After a year as a Centurion I finally got my Tribune award.  My SKCC number is now 4877T and this was my first sprint participation as a Tribune.  I was very happy to pass out the extra points.  The SKCC member list is up to 7,356 members and of this number I am only the 357th club member to apply for and receive the Tribune award. 

KD8JHJ Sprint Log  SKCC WES:

7.055    K8WSN              Michigan
7.050    W9DLN              Wisconsin
7.049    K0LWV              Missouri
7.050    K8KIC                Michigan
7.115    N8KZH               West Virginia
7.056    W9HLY              Indiana
7.056    WA8BIJ             Michigan
7.051    WA1AR             Massachusetts
7.051    WA2JSG            New Jersey
7.051    AA9KH              Illinois
7.051    VE3WMB          Ontario, Canada
7.051    N3EIN                Pennsylvania
7.112    VE3AKV            Ontario, Canada
7.111    N8BB                 Michigan
7.114    KU8L                 Michigan
14.053  W7GVE             Arizona
7.112    W4FOA             Georgia
7.054    KB2RAW          New York
3.554    W3NP                Pennsylvania
3.554    W4TMW           Georgia

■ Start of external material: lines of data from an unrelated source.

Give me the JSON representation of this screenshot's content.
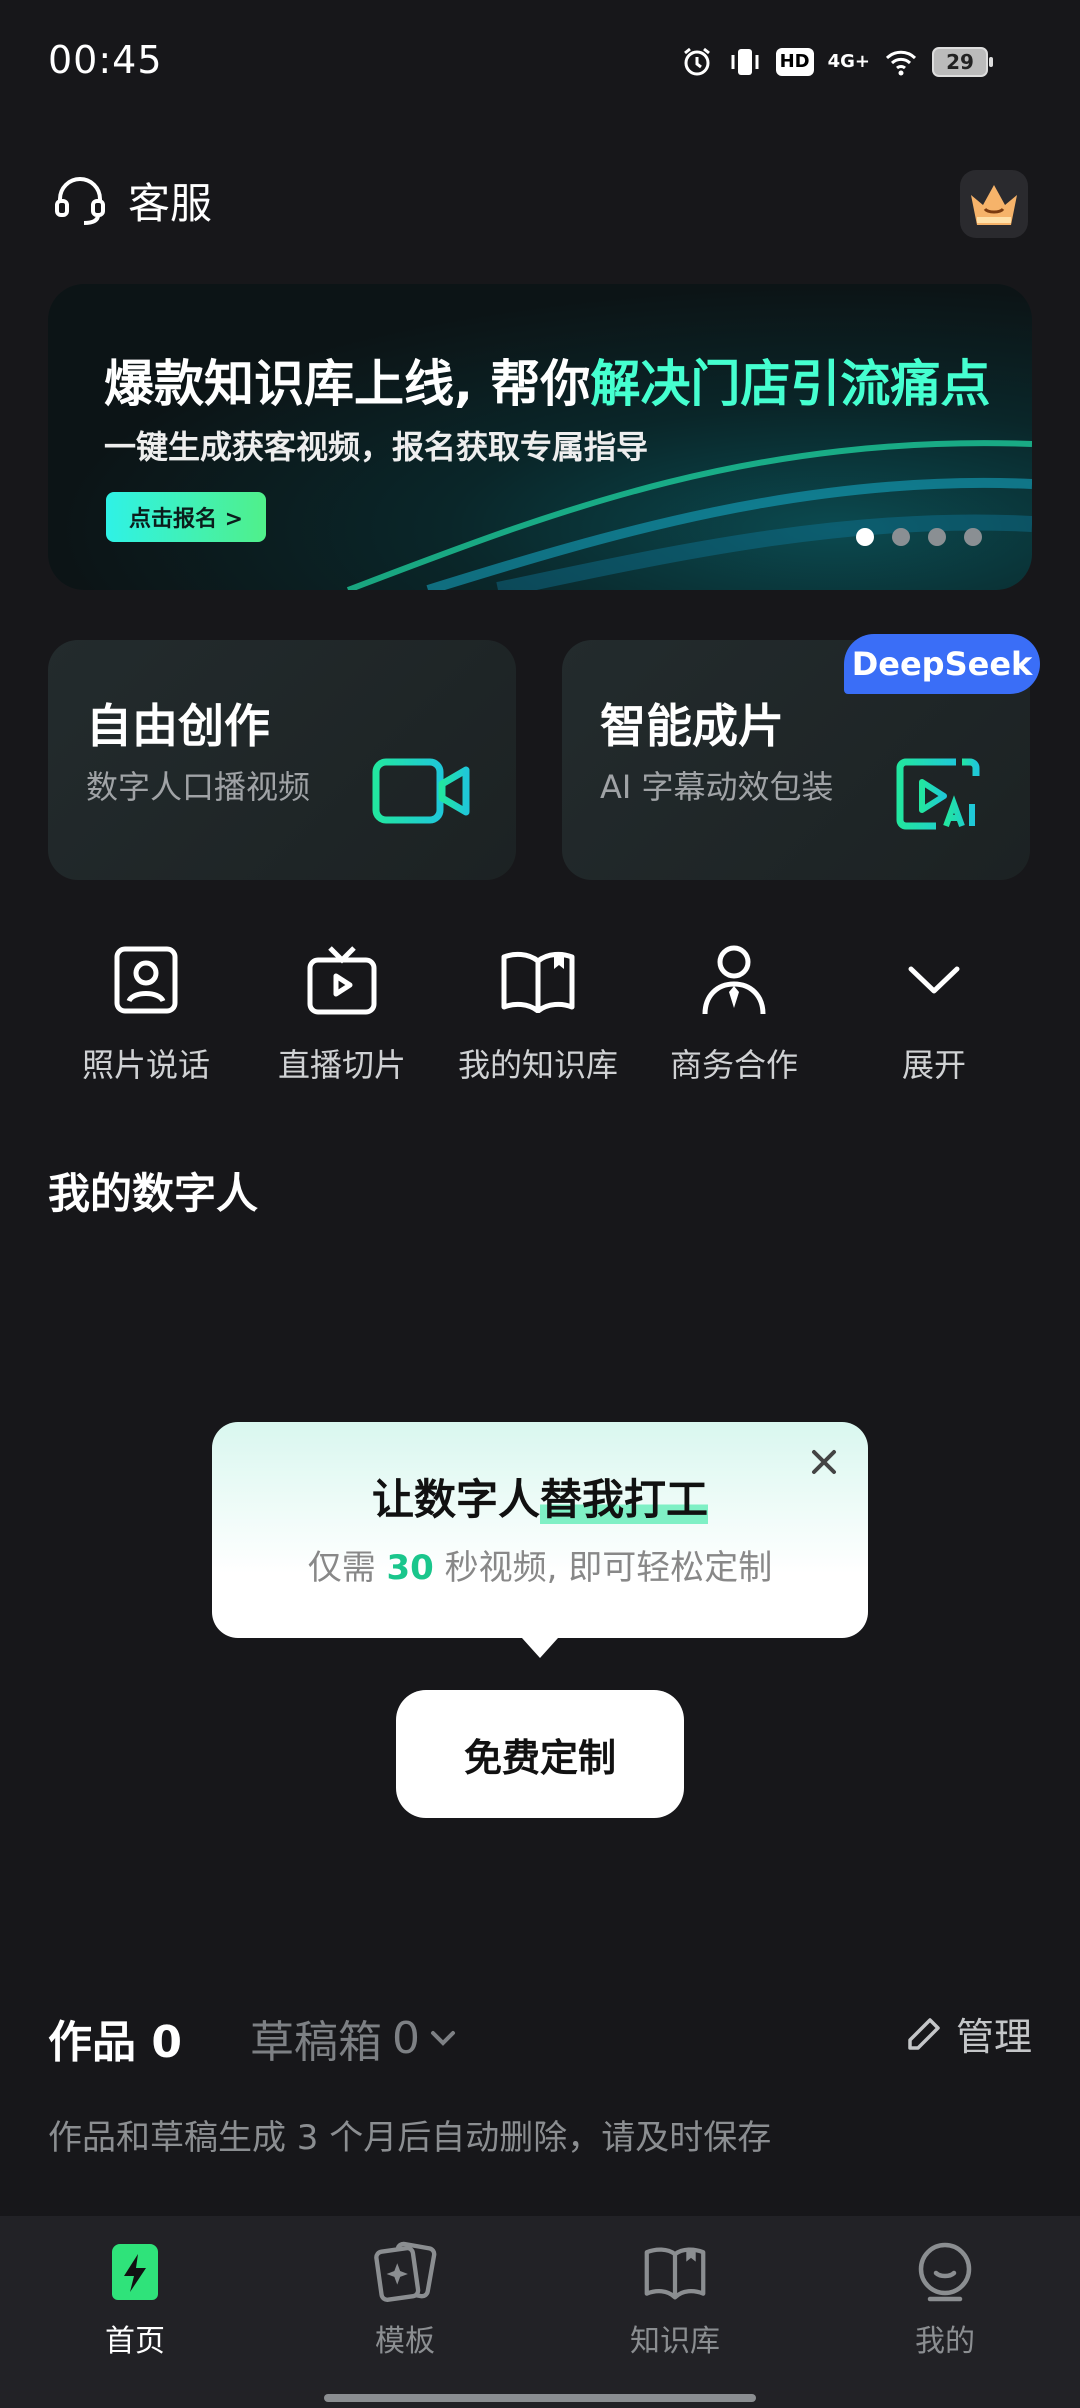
{
  "status_bar": {
    "time": "00:45",
    "network": "4G+",
    "hd": "HD",
    "battery": "29"
  },
  "header": {
    "service_label": "客服"
  },
  "banner": {
    "title_part1": "爆款知识库上线, 帮你",
    "title_part2": "解决门店引流痛点",
    "subtitle": "一键生成获客视频，报名获取专属指导",
    "button": "点击报名 >",
    "pages": 4,
    "active_page": 1
  },
  "cards": [
    {
      "title": "自由创作",
      "subtitle": "数字人口播视频"
    },
    {
      "title": "智能成片",
      "subtitle": "AI 字幕动效包装",
      "badge": "DeepSeek"
    }
  ],
  "quick_actions": [
    {
      "label": "照片说话",
      "icon": "portrait-icon"
    },
    {
      "label": "直播切片",
      "icon": "tv-play-icon"
    },
    {
      "label": "我的知识库",
      "icon": "book-icon"
    },
    {
      "label": "商务合作",
      "icon": "business-person-icon"
    },
    {
      "label": "展开",
      "icon": "chevron-down-icon"
    }
  ],
  "section_title": "我的数字人",
  "popup": {
    "title_a": "让数字人",
    "title_b": "替我打工",
    "sub_a": "仅需 ",
    "sub_num": "30",
    "sub_b": " 秒视频, 即可轻松定制"
  },
  "free_button": "免费定制",
  "works": {
    "works_label": "作品",
    "works_count": "0",
    "drafts_label": "草稿箱",
    "drafts_count": "0",
    "manage": "管理",
    "note": "作品和草稿生成 3 个月后自动删除，请及时保存"
  },
  "nav": [
    {
      "label": "首页",
      "icon": "home-bolt-icon",
      "active": true
    },
    {
      "label": "模板",
      "icon": "template-cards-icon"
    },
    {
      "label": "知识库",
      "icon": "knowledge-book-icon"
    },
    {
      "label": "我的",
      "icon": "profile-face-icon"
    }
  ],
  "colors": {
    "accent": "#45ffd0",
    "green": "#1ac68c",
    "badge_blue": "#3a6ef7",
    "background": "#17171a"
  }
}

Not a big log but still lots of fun working the stations with my NT9K Pro Pump straight key and Vibroplex Original bug.    

Tuesday, December 7, 2010

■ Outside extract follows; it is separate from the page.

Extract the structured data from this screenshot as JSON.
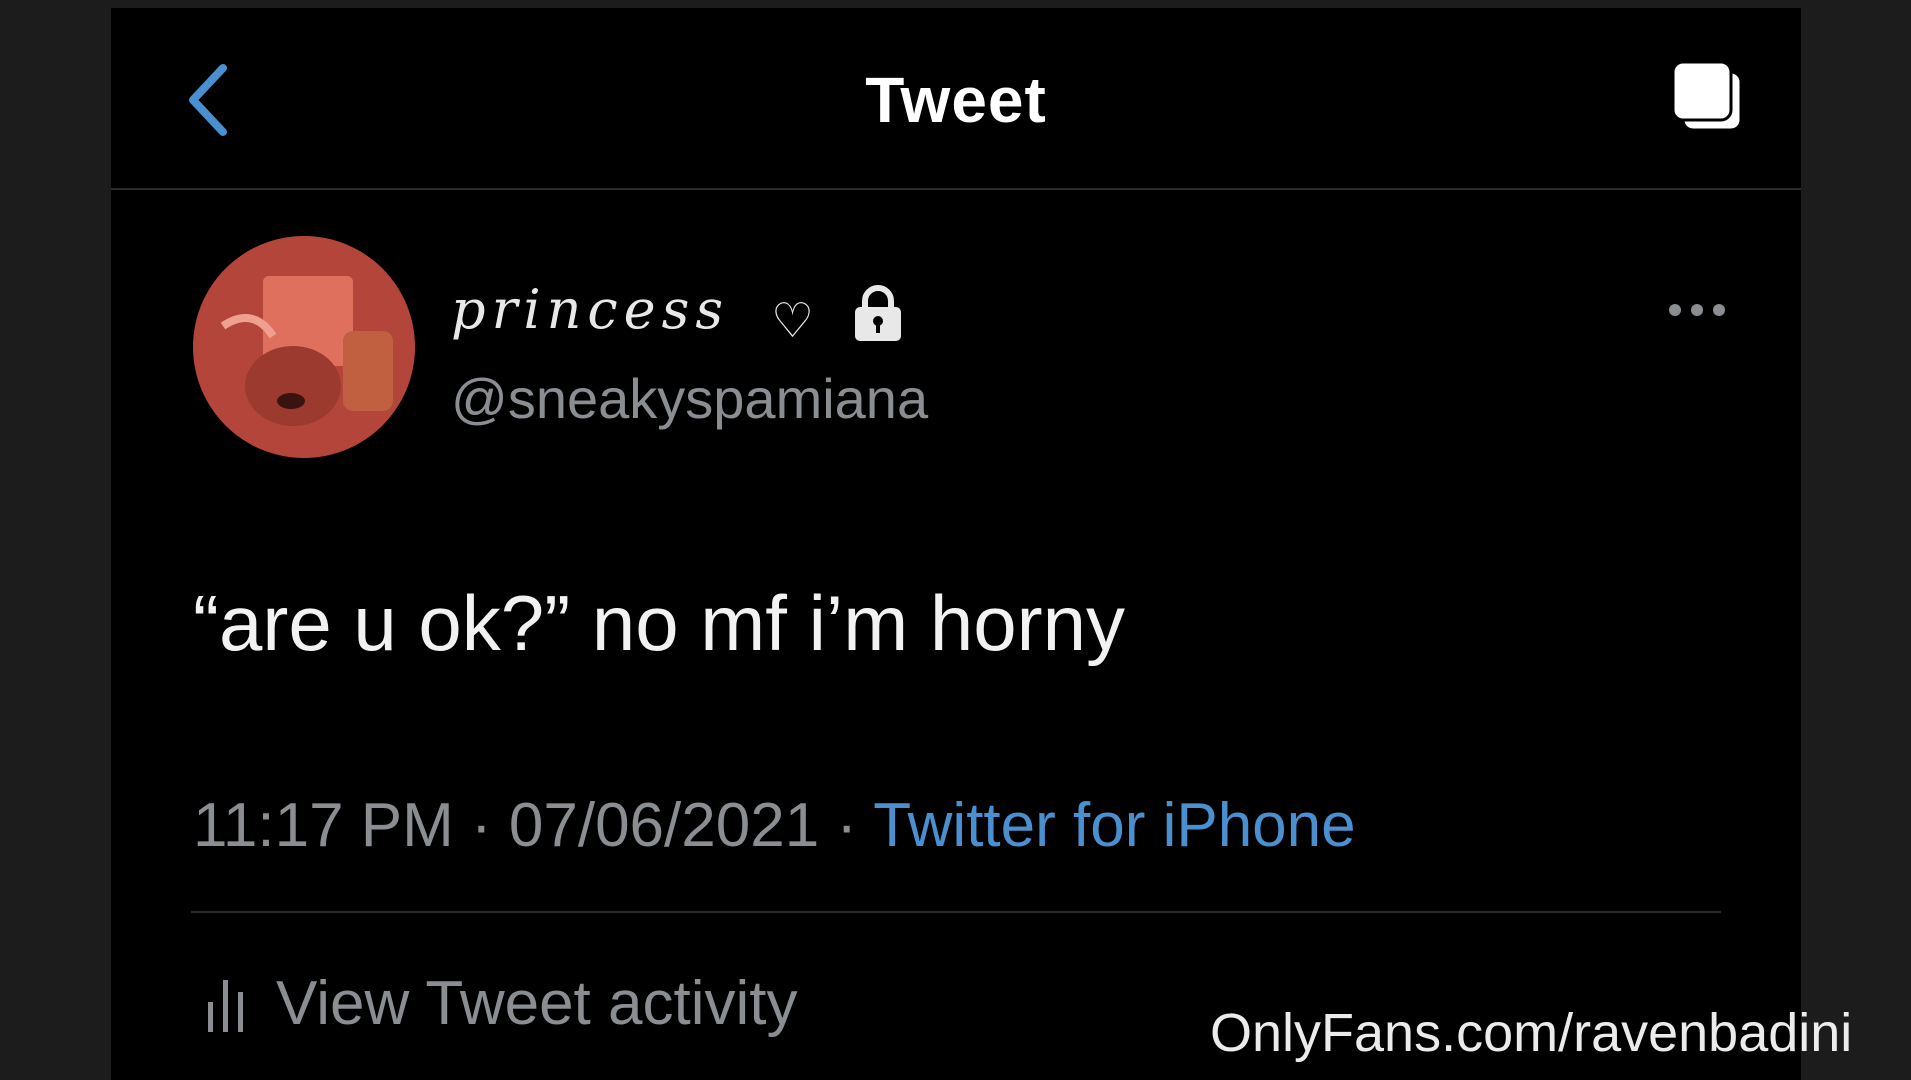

Postage Stamp with Bicycle Racers

A cool stamp with vintage bicycle art.

When I was a kid I collected postage stamps.  I was never too serious and eventually moved on to other things.  However I did manage to hold on to this collection over the years and will eventually hand it over to my son if he is interested.  The other day I stumbled upon the stamps and by chance I noticed this one in a large envelope containing a thousand or more loose stamps from around the world.   

Sunday, December 5, 2010

Homebrew Antenna Update from A.R.S. KD8JHJ

Things are progressing slow but sure on my first ever homebrew amateur radio antenna project.  I documented this project earlier in a couple posts that can be found here and here.

I've constructed the sleeves that connect the two sections of the main mast and also made the fiberglass insulator that separates the main mast from the top mast.  This fiberglass section also acts as a coil form on which I wound the loading coil from 20 turns of #16 magnet wire.

I drilled an extra set of holes in the fiberglass tubes so that I could wind a coil with more turns for a lower frequency in the future.  Once the coil checks out and no further adjustments are needed I will cover the loading coil with shrink tube and silicon to protect it from damage once in use. 

Loading coil for 40 meters (7 MHz)